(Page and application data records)

━━━━

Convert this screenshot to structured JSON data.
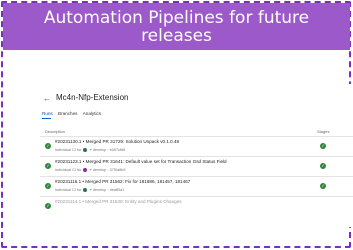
{
  "slide": {
    "title": "Automation Pipelines for future releases"
  },
  "pipeline": {
    "name": "Mc4n-Nfp-Extension",
    "back_icon": "arrow-left-icon",
    "tabs": [
      {
        "label": "Runs",
        "active": true
      },
      {
        "label": "Branches",
        "active": false
      },
      {
        "label": "Analytics",
        "active": false
      }
    ],
    "columns": {
      "description": "Description",
      "stages": "Stages"
    },
    "runs": [
      {
        "title": "#20231130.1 • Merged PR 31729: Solution Unpack v0.1.0.48",
        "trigger": "Individual CI for",
        "branch": "develop",
        "commit": "b097cf68",
        "status": "succeeded"
      },
      {
        "title": "#20231123.1 • Merged PR 31641: Default value set for Transaction Gsd Status Field",
        "trigger": "Individual CI for",
        "branch": "develop",
        "commit": "37f0a8b9",
        "status": "succeeded"
      },
      {
        "title": "#20231116.1 • Merged PR 31562: Fix for 181886, 181457, 181467",
        "trigger": "Individual CI for",
        "branch": "develop",
        "commit": "deaff0a1",
        "status": "succeeded"
      },
      {
        "title": "#20231114.1 • Merged PR 31520: Entity and Plugins Changes",
        "trigger": "",
        "branch": "",
        "commit": "",
        "status": "succeeded"
      }
    ],
    "status_color": "#2e8a3a"
  }
}
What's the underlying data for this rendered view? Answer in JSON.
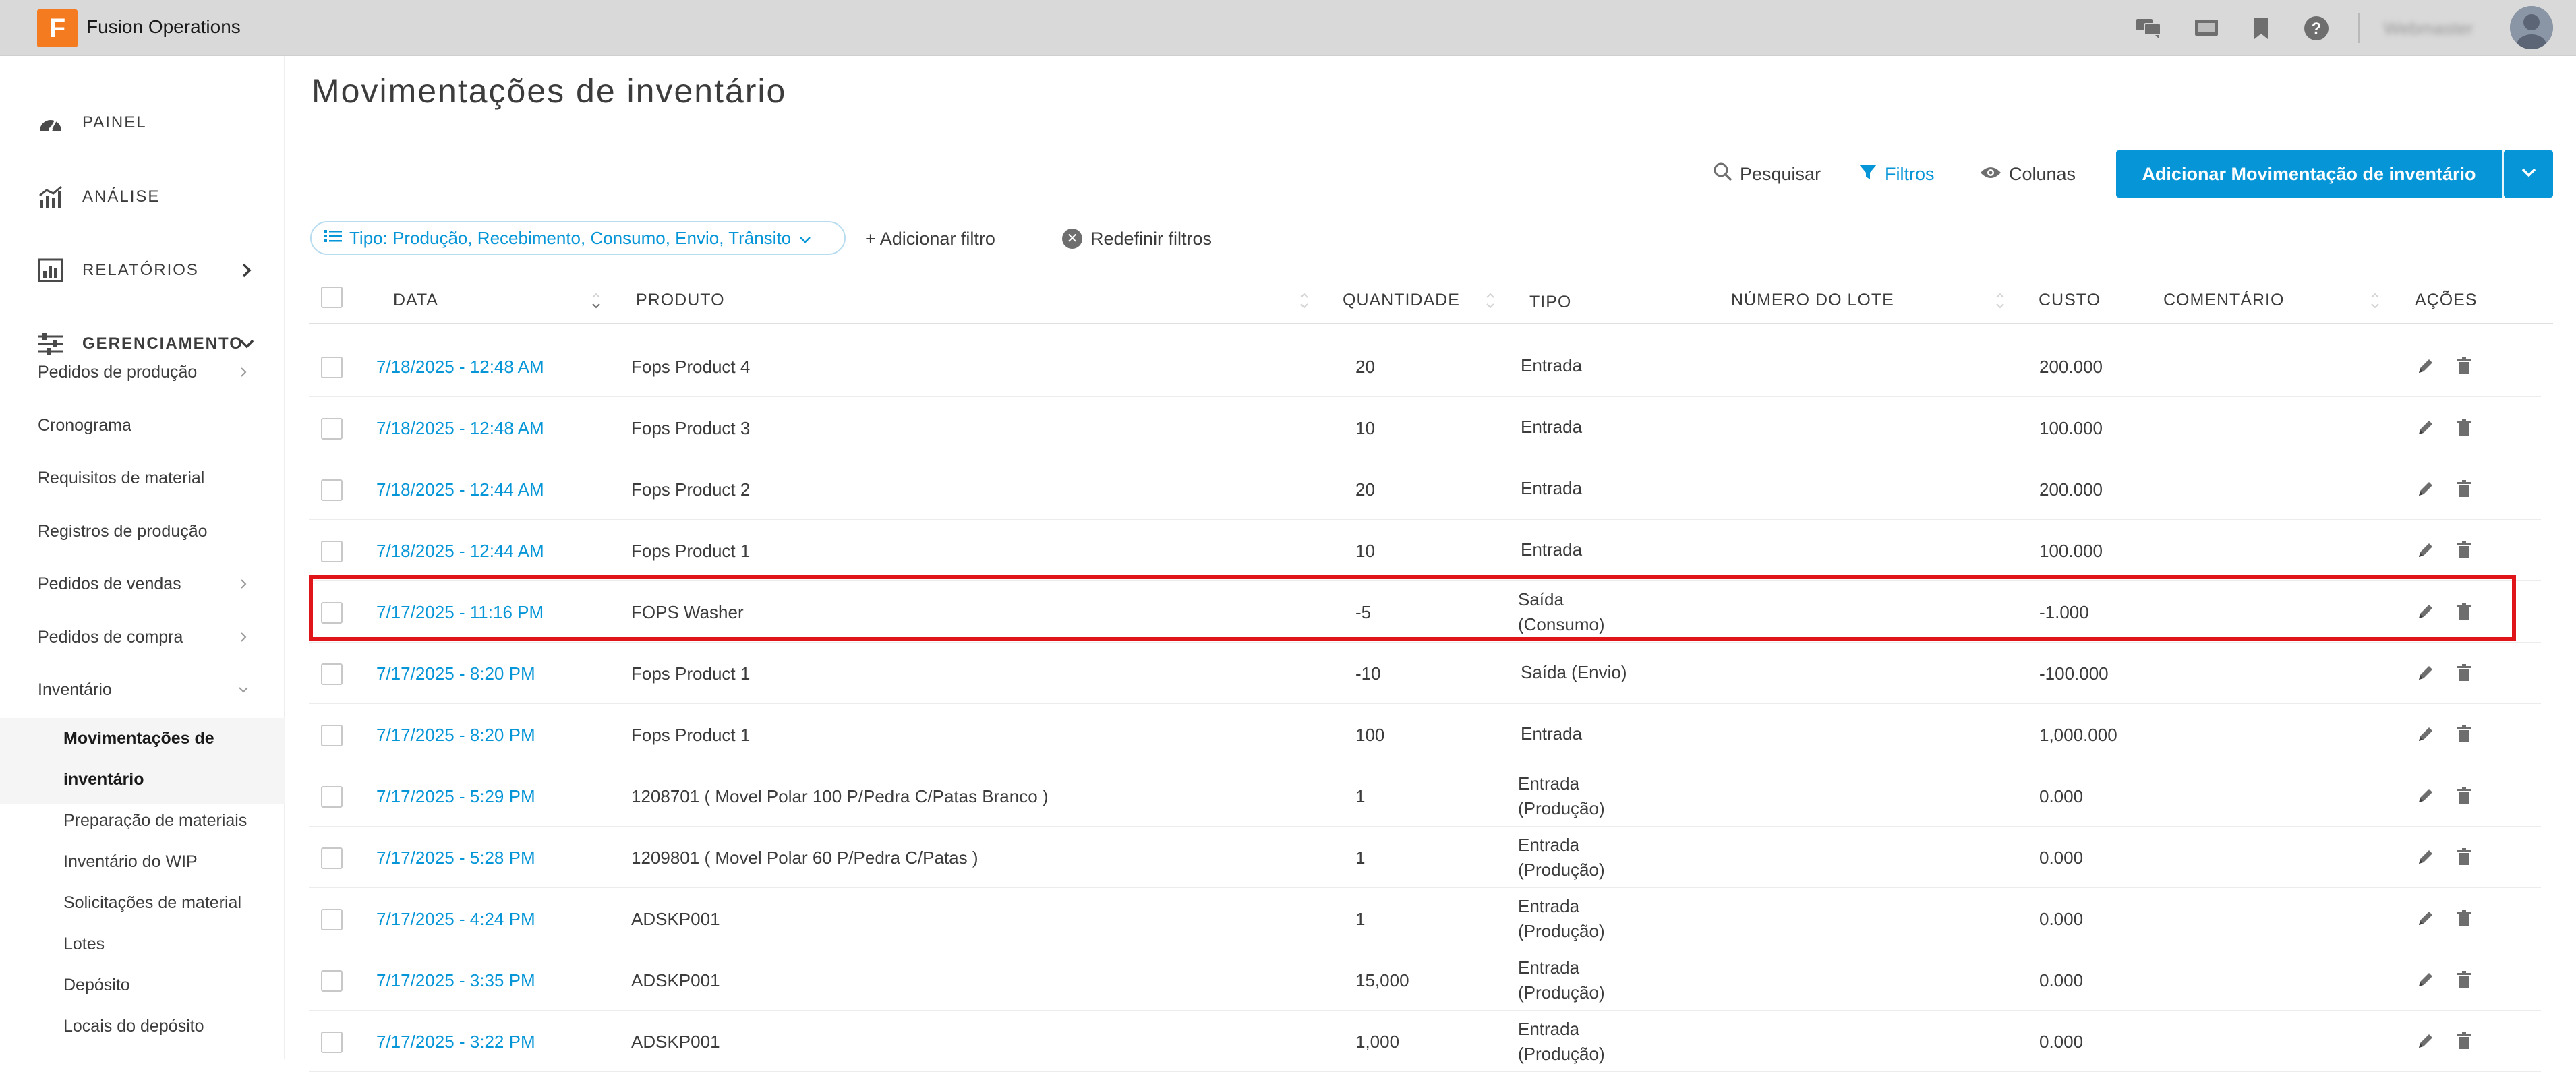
{
  "app": {
    "name": "Fusion Operations",
    "logo_letter": "F",
    "brand_color": "#f47b20",
    "accent_color": "#0696d7",
    "user_name": "Webmaster"
  },
  "header_icons": [
    "chat-icon",
    "monitor-icon",
    "bookmark-icon",
    "help-icon"
  ],
  "sidebar": {
    "sections": [
      {
        "label": "PAINEL",
        "icon": "dashboard-icon"
      },
      {
        "label": "ANÁLISE",
        "icon": "analytics-icon"
      },
      {
        "label": "RELATÓRIOS",
        "icon": "reports-icon"
      },
      {
        "label": "GERENCIAMENTO",
        "icon": "settings-sliders-icon"
      }
    ],
    "items": [
      "Pedidos de produção",
      "Cronograma",
      "Requisitos de material",
      "Registros de produção",
      "Pedidos de vendas",
      "Pedidos de compra",
      "Inventário"
    ],
    "inventory_items": [
      "Movimentações de",
      "inventário",
      "Preparação de materiais",
      "Inventário do WIP",
      "Solicitações de material",
      "Lotes",
      "Depósito",
      "Locais do depósito"
    ]
  },
  "page": {
    "title": "Movimentações de inventário"
  },
  "toolbar": {
    "search": "Pesquisar",
    "filters": "Filtros",
    "columns": "Colunas",
    "add": "Adicionar Movimentação de inventário"
  },
  "filters": {
    "chip": "Tipo: Produção, Recebimento, Consumo, Envio, Trânsito",
    "add_filter": "+ Adicionar filtro",
    "reset": "Redefinir filtros"
  },
  "table": {
    "headers": {
      "date": "DATA",
      "product": "PRODUTO",
      "quantity": "QUANTIDADE",
      "type": "TIPO",
      "lot": "NÚMERO DO LOTE",
      "cost": "CUSTO",
      "comment": "COMENTÁRIO",
      "actions": "AÇÕES"
    },
    "rows": [
      {
        "date": "7/18/2025 - 12:48 AM",
        "product": "Fops Product 4",
        "qty": "20",
        "type1": "Entrada",
        "type2": "",
        "cost": "200.000"
      },
      {
        "date": "7/18/2025 - 12:48 AM",
        "product": "Fops Product 3",
        "qty": "10",
        "type1": "Entrada",
        "type2": "",
        "cost": "100.000"
      },
      {
        "date": "7/18/2025 - 12:44 AM",
        "product": "Fops Product 2",
        "qty": "20",
        "type1": "Entrada",
        "type2": "",
        "cost": "200.000"
      },
      {
        "date": "7/18/2025 - 12:44 AM",
        "product": "Fops Product 1",
        "qty": "10",
        "type1": "Entrada",
        "type2": "",
        "cost": "100.000"
      },
      {
        "date": "7/17/2025 - 11:16 PM",
        "product": "FOPS Washer",
        "qty": "-5",
        "type1": "Saída",
        "type2": "(Consumo)",
        "cost": "-1.000"
      },
      {
        "date": "7/17/2025 - 8:20 PM",
        "product": "Fops Product 1",
        "qty": "-10",
        "type1": "Saída (Envio)",
        "type2": "",
        "cost": "-100.000"
      },
      {
        "date": "7/17/2025 - 8:20 PM",
        "product": "Fops Product 1",
        "qty": "100",
        "type1": "Entrada",
        "type2": "",
        "cost": "1,000.000"
      },
      {
        "date": "7/17/2025 - 5:29 PM",
        "product": "1208701 ( Movel Polar 100 P/Pedra C/Patas Branco )",
        "qty": "1",
        "type1": "Entrada",
        "type2": "(Produção)",
        "cost": "0.000"
      },
      {
        "date": "7/17/2025 - 5:28 PM",
        "product": "1209801 ( Movel Polar 60 P/Pedra C/Patas )",
        "qty": "1",
        "type1": "Entrada",
        "type2": "(Produção)",
        "cost": "0.000"
      },
      {
        "date": "7/17/2025 - 4:24 PM",
        "product": "ADSKP001",
        "qty": "1",
        "type1": "Entrada",
        "type2": "(Produção)",
        "cost": "0.000"
      },
      {
        "date": "7/17/2025 - 3:35 PM",
        "product": "ADSKP001",
        "qty": "15,000",
        "type1": "Entrada",
        "type2": "(Produção)",
        "cost": "0.000"
      },
      {
        "date": "7/17/2025 - 3:22 PM",
        "product": "ADSKP001",
        "qty": "1,000",
        "type1": "Entrada",
        "type2": "(Produção)",
        "cost": "0.000"
      }
    ],
    "highlighted_row": 4,
    "highlight_color": "#e0151a"
  }
}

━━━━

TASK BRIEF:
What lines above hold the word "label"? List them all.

TASK RESULT:
        "label": "Runs",
        "label": "Branches",
        "label": "Analytics",
        "label": "PAINEL",
        "label": "ANÁLISE",
        "label": "RELATÓRIOS",
        "label": "GERENCIAMENTO",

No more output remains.